The mechanobiochemistry of motile actin networks
Dr. Peter Bieling, UC Berkeley

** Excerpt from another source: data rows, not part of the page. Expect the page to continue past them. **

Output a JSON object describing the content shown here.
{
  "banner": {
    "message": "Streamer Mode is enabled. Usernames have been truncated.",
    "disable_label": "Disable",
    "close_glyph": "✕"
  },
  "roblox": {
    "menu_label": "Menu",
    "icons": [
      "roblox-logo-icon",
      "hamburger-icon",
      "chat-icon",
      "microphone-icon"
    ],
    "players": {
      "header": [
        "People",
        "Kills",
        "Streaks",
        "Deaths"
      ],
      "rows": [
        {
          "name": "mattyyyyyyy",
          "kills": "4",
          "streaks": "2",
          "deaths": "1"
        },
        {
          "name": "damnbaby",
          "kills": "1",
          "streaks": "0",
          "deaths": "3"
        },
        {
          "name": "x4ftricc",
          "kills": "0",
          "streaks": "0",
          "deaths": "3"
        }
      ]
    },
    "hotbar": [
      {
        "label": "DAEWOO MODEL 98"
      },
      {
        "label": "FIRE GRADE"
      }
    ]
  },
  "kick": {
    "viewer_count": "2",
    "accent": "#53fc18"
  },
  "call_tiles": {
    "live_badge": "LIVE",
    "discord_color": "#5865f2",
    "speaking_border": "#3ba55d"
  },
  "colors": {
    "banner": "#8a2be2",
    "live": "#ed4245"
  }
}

Branched actin networks generate forces required for cell morphogenesis, motility and organization of sub-cellular structures. Despite the importance of polymerization-mediated force generation in many biological processes, surprisingly little is known about how dynamic actin networks with physiological architecture respond to forces at the molecular level. We combined micropatterning with atomic force microscopy and multi-color TIRF imaging to visualize the force-generating region of growing, lamellipodial networks in vitro. We demonstrate that branched actin networks are highly load-sensitive: Network velocity decreases exponentially with counteracting forces. However, the actin density increases strongly with elevated loads. Measurement of the force-dependent rate of nucleation demonstrates that enhanced branching by the Arp2/3 complex is not responsible for increased actin densities. Nevertheless, the concentration of free polymerizing ends rises with the the load force, an effect that can be explained by the force-dependent decrease in capping. Our AFM-TIRF measurements provide a detailed characterization of the force-dependent changes in actin network assembly. Furthermore, we have investigated how mechanical properties of branched networks respond to external forces. Our results show that the elasticity and mechanical resilience of dendritic networks are strongly dependent on the mechanical constraints they experience during assembly: Networks grown under high load are stiffer and more resilient to subsequent mechanical stresses, while networks grown under low force are easily plastically deformed. This shows that networks permanently adapt to the mechanical environment through changes in their architecture.